The painting is truly a master piece and, as you would expect, is much better to see in person than in reproductions. One can immediately appreciate the massive amount of effort, planning, and technical excellence required to implement the monument (nearly 18 feet wide and more than 6 feet tall). For me, the response to the painting is different from other monuments with which I’m familiar. At the Vietnam War Memorial in Washington, for instance, the seemingly endless list of names etched into the black wall (with mourners taking rubbings of those names) hits you viscerally in the gut. A similarly lachrymose reaction grabs you at the Oklahoma City monument where the repetitive forms of empty chairs and a reflecting pool remind you immediately of the personal losses incurred. Parrish’s memorial is a more intellectual thing, requiring some decoding to make sense of it, and as such, the emotional reaction isn’t as direct. What are we looking at here? How do the two twin towering figures represent both Terror and Tragedy? Why are the innocents holding the toy planes? Ironically, though I’m personally very interested in metaphor as it’s related to cognitive psychology, I’m somewhat linguistically challenged when it comes to artistic allegory, a type of metaphor where the figures of a painting symbolize something else, requiring a complex interpretation to get at the artist’s meaning. Nevertheless, I was fascinated with the overall construction of the painting, the perfect composition, and completely refined (yet not too crisp), all-over treatment of the canvas. In particular, one of the fallen figures virtually spills forth from the surface into the gallery:
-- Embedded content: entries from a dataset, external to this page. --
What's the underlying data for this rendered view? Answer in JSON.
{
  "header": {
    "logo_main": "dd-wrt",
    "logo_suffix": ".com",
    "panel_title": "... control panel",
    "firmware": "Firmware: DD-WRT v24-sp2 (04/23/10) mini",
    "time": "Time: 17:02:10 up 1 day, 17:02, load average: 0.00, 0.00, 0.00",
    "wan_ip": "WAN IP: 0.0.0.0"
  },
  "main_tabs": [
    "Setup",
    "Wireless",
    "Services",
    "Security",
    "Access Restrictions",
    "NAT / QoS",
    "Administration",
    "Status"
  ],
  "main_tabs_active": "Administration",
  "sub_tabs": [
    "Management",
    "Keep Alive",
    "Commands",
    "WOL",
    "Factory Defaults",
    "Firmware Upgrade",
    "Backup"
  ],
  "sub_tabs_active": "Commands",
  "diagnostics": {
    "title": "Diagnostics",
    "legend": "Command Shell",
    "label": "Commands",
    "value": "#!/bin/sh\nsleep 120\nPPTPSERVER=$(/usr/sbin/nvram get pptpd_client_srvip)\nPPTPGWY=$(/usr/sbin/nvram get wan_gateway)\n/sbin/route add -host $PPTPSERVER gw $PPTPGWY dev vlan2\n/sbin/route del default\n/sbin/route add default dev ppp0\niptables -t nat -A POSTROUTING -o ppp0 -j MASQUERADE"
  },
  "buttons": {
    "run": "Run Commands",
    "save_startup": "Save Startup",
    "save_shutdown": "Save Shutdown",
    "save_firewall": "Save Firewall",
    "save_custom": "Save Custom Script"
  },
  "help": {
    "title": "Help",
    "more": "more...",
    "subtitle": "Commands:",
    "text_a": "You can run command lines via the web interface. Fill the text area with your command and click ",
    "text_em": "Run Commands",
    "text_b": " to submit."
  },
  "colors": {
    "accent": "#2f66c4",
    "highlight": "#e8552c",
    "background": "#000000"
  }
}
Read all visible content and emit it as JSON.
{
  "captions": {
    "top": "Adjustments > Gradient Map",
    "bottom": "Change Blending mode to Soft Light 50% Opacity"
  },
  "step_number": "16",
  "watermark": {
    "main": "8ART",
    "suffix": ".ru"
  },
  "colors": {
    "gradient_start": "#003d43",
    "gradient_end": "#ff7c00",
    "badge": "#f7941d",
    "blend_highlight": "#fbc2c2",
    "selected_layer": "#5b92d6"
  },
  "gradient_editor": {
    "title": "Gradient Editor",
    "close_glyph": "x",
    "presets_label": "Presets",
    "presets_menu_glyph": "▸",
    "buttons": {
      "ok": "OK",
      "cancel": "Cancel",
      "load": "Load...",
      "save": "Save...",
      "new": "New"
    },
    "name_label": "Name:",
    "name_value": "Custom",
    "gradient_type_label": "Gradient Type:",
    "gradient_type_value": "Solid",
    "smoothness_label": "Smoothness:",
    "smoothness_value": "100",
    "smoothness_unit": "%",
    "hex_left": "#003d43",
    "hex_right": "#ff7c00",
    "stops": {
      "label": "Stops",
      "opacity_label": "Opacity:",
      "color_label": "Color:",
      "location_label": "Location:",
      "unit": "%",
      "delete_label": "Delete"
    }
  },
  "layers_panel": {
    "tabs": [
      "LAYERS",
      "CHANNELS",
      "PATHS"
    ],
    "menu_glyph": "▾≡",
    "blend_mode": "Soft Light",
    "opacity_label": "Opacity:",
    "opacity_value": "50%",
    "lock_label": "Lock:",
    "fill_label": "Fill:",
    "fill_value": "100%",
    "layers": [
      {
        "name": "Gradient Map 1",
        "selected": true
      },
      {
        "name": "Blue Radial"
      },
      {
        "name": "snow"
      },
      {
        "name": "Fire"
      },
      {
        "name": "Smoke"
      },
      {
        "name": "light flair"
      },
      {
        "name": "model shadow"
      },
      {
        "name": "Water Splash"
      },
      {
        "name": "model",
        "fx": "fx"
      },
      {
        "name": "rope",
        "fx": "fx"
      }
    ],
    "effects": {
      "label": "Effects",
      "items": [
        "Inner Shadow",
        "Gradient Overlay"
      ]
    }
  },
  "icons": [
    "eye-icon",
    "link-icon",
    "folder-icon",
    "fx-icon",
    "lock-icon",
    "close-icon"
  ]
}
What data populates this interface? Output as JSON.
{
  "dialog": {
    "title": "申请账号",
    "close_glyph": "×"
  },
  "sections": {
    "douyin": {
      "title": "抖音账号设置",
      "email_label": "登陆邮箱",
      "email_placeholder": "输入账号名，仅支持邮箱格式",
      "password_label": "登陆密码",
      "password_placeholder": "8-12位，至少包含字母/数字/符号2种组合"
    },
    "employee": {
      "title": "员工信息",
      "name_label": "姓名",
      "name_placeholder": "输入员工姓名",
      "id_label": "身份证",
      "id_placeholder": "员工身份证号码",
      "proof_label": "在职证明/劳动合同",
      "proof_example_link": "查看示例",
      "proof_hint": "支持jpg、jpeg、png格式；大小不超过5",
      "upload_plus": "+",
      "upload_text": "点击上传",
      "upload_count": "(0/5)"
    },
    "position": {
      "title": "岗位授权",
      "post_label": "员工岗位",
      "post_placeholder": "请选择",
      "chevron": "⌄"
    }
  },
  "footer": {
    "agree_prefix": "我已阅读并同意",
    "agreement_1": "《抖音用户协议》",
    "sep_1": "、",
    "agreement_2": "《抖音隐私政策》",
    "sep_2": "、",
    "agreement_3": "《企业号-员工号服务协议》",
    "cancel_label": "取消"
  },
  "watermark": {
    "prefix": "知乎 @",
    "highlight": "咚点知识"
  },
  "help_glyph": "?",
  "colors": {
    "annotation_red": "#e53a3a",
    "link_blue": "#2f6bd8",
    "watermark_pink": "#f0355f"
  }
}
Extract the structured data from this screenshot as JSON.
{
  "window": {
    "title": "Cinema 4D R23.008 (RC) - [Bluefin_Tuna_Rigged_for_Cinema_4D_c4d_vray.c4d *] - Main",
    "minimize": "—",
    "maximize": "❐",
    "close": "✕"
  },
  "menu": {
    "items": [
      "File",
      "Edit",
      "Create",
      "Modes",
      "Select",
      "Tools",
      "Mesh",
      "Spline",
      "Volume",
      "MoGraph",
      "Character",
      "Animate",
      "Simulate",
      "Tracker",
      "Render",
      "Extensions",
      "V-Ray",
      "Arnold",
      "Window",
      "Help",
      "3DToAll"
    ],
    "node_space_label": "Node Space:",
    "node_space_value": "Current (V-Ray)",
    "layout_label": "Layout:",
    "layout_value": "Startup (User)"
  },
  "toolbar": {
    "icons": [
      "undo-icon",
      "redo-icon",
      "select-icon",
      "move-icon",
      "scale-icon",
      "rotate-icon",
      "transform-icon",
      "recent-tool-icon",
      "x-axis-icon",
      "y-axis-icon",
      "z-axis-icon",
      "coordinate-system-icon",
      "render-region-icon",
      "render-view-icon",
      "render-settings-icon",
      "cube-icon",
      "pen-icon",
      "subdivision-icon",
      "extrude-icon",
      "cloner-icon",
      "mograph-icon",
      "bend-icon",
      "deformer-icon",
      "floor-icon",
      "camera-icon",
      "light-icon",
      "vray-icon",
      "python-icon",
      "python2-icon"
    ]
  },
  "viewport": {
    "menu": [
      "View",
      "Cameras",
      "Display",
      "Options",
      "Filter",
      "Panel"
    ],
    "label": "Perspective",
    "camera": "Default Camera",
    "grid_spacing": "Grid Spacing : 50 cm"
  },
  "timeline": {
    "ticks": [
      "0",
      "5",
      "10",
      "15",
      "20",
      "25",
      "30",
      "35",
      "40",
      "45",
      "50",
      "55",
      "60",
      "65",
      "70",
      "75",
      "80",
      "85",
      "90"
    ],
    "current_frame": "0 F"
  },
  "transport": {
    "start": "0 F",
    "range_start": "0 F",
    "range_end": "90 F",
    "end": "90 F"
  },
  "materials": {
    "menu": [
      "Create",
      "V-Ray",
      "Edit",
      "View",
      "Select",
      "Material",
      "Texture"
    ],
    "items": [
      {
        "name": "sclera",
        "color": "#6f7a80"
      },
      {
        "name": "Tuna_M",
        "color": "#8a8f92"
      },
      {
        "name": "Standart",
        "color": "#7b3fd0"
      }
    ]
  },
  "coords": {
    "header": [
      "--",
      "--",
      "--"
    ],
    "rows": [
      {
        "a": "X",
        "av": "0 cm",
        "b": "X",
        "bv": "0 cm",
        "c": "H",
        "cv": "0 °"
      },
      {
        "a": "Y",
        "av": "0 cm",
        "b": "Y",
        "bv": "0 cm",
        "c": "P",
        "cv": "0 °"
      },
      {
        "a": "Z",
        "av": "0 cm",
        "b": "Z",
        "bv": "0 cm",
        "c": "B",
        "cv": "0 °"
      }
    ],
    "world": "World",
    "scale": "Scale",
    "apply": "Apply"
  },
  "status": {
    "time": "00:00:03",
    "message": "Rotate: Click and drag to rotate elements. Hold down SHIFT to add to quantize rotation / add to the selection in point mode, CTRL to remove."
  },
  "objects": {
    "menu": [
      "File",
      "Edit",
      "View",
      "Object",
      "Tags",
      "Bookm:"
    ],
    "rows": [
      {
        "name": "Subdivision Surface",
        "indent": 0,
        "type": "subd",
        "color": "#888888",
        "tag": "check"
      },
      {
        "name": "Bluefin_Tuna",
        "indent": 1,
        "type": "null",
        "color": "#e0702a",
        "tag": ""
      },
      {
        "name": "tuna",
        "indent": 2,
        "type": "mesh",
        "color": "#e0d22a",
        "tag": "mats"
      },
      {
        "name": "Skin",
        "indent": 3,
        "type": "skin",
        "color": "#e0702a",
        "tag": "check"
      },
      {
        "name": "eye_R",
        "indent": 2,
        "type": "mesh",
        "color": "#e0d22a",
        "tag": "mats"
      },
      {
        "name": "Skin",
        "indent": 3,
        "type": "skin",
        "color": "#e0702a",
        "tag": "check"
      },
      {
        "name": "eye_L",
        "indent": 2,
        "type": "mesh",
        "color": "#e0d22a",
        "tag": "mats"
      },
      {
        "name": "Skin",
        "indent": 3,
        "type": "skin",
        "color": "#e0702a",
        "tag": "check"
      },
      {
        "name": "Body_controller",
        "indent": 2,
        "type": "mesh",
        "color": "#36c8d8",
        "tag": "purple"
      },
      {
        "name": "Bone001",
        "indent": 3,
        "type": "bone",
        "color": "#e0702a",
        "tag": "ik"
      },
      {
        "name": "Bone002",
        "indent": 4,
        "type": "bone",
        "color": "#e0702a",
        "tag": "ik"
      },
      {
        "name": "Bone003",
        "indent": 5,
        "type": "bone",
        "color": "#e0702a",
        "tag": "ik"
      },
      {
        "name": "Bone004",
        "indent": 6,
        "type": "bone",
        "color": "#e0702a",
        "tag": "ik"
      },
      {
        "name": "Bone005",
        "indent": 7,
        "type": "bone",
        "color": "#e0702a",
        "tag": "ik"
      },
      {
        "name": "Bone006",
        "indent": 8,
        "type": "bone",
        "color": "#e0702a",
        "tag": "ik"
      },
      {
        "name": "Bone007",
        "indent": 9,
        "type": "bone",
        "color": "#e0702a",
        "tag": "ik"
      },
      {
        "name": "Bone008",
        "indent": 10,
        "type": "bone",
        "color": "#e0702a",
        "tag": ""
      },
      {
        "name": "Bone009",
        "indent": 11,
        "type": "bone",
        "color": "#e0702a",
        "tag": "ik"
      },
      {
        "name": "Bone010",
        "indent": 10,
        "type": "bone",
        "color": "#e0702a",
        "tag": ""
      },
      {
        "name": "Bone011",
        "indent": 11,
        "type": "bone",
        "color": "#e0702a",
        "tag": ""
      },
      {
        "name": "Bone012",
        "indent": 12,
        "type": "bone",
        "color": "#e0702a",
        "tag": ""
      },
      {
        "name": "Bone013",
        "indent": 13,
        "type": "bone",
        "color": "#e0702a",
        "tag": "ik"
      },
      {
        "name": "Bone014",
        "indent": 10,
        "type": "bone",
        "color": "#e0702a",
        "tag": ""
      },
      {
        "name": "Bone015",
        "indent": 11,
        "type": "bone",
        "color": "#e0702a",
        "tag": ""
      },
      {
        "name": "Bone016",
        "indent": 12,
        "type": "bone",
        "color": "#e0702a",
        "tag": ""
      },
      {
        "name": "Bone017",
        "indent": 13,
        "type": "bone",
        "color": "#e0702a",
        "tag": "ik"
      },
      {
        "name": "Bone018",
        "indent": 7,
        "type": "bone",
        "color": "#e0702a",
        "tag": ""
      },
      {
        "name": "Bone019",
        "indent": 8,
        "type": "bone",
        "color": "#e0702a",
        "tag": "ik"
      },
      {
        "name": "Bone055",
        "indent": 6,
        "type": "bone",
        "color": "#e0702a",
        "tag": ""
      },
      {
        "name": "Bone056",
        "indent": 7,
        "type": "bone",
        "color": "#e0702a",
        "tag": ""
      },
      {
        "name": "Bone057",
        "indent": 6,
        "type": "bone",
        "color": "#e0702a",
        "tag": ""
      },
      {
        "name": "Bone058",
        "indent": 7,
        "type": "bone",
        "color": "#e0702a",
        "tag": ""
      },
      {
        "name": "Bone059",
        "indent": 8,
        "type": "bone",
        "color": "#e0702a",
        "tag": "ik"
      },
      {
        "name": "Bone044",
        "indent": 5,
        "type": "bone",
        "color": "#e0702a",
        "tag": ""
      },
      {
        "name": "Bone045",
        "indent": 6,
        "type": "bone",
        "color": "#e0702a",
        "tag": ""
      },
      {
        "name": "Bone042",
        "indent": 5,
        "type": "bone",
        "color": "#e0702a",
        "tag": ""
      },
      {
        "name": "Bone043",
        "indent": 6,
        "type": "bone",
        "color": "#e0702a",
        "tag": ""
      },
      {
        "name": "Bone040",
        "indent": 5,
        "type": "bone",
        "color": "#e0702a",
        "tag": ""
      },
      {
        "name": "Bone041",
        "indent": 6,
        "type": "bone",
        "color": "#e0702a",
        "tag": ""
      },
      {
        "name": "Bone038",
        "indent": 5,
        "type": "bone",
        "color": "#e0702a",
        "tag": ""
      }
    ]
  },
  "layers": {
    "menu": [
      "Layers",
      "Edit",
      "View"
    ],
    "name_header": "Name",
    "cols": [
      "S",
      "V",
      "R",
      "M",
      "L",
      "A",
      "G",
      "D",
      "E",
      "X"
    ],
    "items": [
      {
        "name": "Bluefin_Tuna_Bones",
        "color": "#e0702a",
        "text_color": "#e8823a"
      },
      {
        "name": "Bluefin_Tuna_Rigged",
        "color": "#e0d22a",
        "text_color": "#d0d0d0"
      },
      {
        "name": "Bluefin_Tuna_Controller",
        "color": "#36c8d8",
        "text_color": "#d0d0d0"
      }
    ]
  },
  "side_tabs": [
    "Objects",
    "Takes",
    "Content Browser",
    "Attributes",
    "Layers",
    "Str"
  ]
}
Detail from Graydon Parrish's "Cycle of Terror and Tragedy"
Finally, following our visit to New Britain, we headed home, unsuccessfully avoiding pre-holiday rush hour traffic due to a massive backup at the George Washington Bridge that Google Navigation was unable to direct us around. Four museums, many galleries, meals with three separate long-missed friends and their spouses, and a baseball game: a very nice trip, indeed!
View from our hotel in Boston, from The Prudential Center to Copley Square